Geocaching is an outdoor treasure-hunting activity that uses Global Positioning System (GPS)-enabled devices. It can also be a valuable public service.
Geocachers often look for benchmarks—a type of survey mark—that make up the National Spatial Reference System (NSRS), the foundation for all mapping and surveying activities in the United States. NOAA’s National Geodetic Survey (NGS) defines and maintains the NSRS. For more than 200 years, NGS and its predecessor agencies have collaborated with surveyors in both the public and private sectors to place benchmarks across the nation. More than 1.5 million of them were placed from the 1920s to the 1980s!
A benchmark is a brass, bronze, or aluminum disk set in bedrock or concrete. This collection of markers forms a network that surveyors use to accurately position other geographic points of interest. This ensures that everything “matches up” when people produce maps, mark off property boundaries, and plan, design, and build structures, roads, and bridges.

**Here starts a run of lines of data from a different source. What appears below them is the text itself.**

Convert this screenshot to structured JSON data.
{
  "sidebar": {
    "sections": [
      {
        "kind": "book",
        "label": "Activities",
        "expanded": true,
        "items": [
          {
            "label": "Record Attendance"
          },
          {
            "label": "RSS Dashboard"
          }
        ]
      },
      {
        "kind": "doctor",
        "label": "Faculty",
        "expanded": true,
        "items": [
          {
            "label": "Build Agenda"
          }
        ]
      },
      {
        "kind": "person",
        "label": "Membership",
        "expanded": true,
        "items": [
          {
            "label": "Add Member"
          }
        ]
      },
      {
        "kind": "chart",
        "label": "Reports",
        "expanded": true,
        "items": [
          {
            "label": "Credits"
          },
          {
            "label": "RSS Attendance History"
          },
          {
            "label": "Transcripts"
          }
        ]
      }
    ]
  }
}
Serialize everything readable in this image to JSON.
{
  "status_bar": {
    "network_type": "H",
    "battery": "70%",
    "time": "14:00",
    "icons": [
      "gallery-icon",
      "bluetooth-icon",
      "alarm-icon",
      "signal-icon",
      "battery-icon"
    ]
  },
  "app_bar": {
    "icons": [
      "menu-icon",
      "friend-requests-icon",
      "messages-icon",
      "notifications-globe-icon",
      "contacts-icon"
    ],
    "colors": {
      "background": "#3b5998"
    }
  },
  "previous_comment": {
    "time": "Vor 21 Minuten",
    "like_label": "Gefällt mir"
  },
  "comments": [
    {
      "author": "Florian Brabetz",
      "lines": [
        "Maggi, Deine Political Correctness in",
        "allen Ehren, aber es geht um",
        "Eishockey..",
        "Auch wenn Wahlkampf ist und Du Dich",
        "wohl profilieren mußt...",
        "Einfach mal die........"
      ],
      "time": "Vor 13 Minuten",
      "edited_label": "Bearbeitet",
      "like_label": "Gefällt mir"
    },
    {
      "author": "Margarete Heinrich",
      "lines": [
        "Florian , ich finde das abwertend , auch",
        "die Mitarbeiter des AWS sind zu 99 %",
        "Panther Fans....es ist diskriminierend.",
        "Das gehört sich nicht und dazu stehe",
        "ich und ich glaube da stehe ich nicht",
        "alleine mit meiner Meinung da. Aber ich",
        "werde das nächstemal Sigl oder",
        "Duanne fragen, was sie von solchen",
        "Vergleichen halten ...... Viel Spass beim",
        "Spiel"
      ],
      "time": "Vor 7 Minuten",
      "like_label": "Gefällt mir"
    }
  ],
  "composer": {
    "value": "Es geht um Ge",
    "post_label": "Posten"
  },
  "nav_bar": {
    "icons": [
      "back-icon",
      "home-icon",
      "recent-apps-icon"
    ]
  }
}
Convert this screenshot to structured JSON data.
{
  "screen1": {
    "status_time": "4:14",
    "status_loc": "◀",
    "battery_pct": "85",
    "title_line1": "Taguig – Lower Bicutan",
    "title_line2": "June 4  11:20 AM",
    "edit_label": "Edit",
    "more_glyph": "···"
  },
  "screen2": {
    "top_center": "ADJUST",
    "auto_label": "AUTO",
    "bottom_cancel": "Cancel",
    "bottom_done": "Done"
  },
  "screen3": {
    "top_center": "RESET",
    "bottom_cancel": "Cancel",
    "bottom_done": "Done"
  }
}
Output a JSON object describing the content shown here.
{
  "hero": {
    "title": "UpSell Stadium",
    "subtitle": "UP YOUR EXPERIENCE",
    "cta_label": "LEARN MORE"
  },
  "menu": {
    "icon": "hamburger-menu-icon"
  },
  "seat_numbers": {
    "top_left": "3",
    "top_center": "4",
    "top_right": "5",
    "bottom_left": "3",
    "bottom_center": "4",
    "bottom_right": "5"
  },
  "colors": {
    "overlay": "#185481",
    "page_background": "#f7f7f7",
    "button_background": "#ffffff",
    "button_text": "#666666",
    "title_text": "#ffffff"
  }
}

Since many NSRS benchmarks are nearly a century old, NGS wants to know when geocachers find a benchmark. Many have been disturbed and reset through the years, and as many as half of them may have been destroyed by construction projects. A geocacher who finds a benchmark, measures its coordinates with a handheld GPS device, and reports the find to the National Geodetic Survey is performing a valuable public service.